| How to complete this task |
When a line of the records below contains the string "JSON", copy that whole line.

Items from a data source:
((
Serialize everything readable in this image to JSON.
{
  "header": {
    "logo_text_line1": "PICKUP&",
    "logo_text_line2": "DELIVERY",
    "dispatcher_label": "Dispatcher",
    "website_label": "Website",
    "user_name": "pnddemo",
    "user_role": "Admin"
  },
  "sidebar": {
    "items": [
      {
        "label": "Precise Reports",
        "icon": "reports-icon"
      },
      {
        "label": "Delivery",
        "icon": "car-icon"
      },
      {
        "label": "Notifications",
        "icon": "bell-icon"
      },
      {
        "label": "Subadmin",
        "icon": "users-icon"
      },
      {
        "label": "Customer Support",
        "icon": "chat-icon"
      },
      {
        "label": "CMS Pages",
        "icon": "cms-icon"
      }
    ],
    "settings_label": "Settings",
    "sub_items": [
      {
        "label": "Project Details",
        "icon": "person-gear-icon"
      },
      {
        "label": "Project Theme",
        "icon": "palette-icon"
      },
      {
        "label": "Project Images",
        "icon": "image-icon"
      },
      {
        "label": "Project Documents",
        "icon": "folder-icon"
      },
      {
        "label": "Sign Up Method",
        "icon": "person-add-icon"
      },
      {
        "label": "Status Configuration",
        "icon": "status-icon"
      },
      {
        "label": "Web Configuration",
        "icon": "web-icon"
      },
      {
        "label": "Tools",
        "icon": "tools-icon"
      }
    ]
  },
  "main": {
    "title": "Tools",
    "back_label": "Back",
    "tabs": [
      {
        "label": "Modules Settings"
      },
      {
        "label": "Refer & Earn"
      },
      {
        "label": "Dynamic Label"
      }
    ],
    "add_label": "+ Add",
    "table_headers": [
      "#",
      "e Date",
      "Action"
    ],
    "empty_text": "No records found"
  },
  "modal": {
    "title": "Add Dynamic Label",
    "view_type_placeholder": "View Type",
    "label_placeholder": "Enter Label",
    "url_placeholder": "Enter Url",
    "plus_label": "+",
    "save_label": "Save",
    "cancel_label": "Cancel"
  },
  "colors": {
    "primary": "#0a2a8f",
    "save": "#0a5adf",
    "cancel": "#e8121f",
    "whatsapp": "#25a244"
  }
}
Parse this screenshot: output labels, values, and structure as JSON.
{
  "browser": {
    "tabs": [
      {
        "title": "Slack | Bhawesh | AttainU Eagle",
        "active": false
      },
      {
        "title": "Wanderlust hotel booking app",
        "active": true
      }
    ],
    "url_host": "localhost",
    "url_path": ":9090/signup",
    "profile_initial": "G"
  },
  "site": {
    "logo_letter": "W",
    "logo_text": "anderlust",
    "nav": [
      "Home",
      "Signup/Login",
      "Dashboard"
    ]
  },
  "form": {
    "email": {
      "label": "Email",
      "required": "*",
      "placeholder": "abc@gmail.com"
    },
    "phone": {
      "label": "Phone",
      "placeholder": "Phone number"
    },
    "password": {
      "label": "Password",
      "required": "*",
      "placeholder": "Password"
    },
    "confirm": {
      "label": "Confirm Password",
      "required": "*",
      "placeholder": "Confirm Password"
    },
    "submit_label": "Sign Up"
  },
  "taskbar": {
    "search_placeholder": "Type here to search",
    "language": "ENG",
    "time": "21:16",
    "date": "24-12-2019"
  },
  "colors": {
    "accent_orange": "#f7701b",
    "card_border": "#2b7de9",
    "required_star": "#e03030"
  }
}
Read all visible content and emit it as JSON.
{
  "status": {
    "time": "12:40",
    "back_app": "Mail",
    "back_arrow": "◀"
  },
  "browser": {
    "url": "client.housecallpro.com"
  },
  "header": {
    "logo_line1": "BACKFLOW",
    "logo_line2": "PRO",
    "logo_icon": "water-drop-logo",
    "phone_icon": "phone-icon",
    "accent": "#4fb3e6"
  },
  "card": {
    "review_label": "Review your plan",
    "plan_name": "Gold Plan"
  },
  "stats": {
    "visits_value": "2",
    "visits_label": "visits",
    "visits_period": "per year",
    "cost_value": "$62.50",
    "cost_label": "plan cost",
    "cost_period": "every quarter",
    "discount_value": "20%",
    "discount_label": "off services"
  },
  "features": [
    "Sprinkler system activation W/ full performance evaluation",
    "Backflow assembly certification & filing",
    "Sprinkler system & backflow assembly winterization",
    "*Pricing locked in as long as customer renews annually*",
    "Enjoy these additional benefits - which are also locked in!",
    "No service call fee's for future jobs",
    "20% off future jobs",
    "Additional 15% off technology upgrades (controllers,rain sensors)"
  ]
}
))
| Exercise answer |
Serialize everything readable in this image to JSON.
Parse this screenshot: output labels, values, and structure as JSON.
Read all visible content and emit it as JSON.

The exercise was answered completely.